A Flintshire landlord has been found guilty of nine offences under housing legislation designed to protect tenants in the private rented sector recently, after a successful prosecution by Flintshire's Environmental Health team.
Steven John Gleave from Prestatyn, who is an owner of four rental properties in Flintshire, was found guilty of failing to comply with an Improvement Notice and eight other housing offences, including: failing to register his rental properties with Rent Smart Wales and failing to obtain a licence to operate as a private landlord in Wales â€“ both legal requirements since November 2014.
The property subject to the Improvement Notice, issued under the Housing Act 2004, was a ground floor flat in a two storey terrace in Shotton occupied by an elderly tenant.
The property had not been maintained by Gleave over a number of years. Subsequently, the occupier had to suffer with penetrating dampness, black mould growth, a lack of adequate heating, poor kitchen and bathing facilities, poor fire safety provisions and slates falling off the roof.
Gleave also refused to pay off the electricity bill for another flat in the same building and refused to get the electricity meter for both flats separated. This meant the elderly occupier had no choice but to pay off the arrears (over £1, 400) through the shared meter. Gleave had also refused to register all four of his rental properties in Flintshire with Rent Smart Wales and failed to carry out mandatory training in order to become licensed to operate as a landlord in Wales.
Flintshire County Council's Cabinet Member for Planning and Public Protection, Councillor Christopher Bithell, said:
"This successful prosecution reflects Flintshire County Council's commitment to ensuring homes in the private rented sector meet all the legal standards required for private housing in Wales. We believe everyone has the right to live in a home which is in good repair, has ready access to all necessary amenities and is free from physical hazards. Whilst we aim to reduce the health effects of poor housing conditions through a combination of advice and financial assistance, occasionally we deal with matters that are so serious a prosecution is necessary. This successful prosecution sends out a clear message to other private landlords, that non-compliance with current housing standards and non â€“compliance with the Rent Smart Wales laws - is completely unacceptable."

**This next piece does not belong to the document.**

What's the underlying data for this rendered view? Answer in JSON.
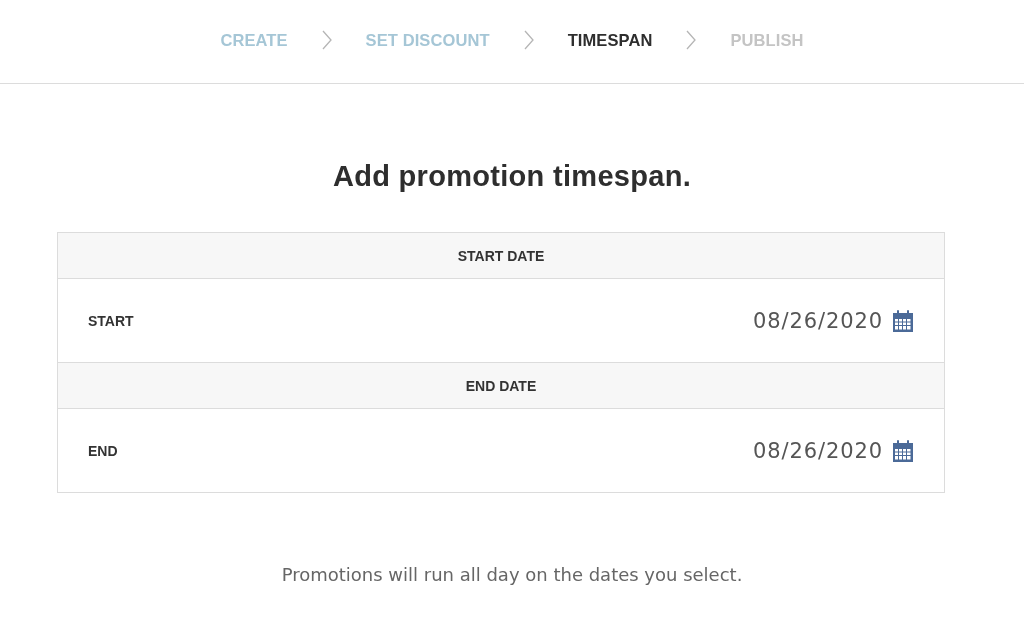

Gleave, who did not attend the court hearing, was fined £11,081 and ordered to pay the total within 28 days or face further court appearances.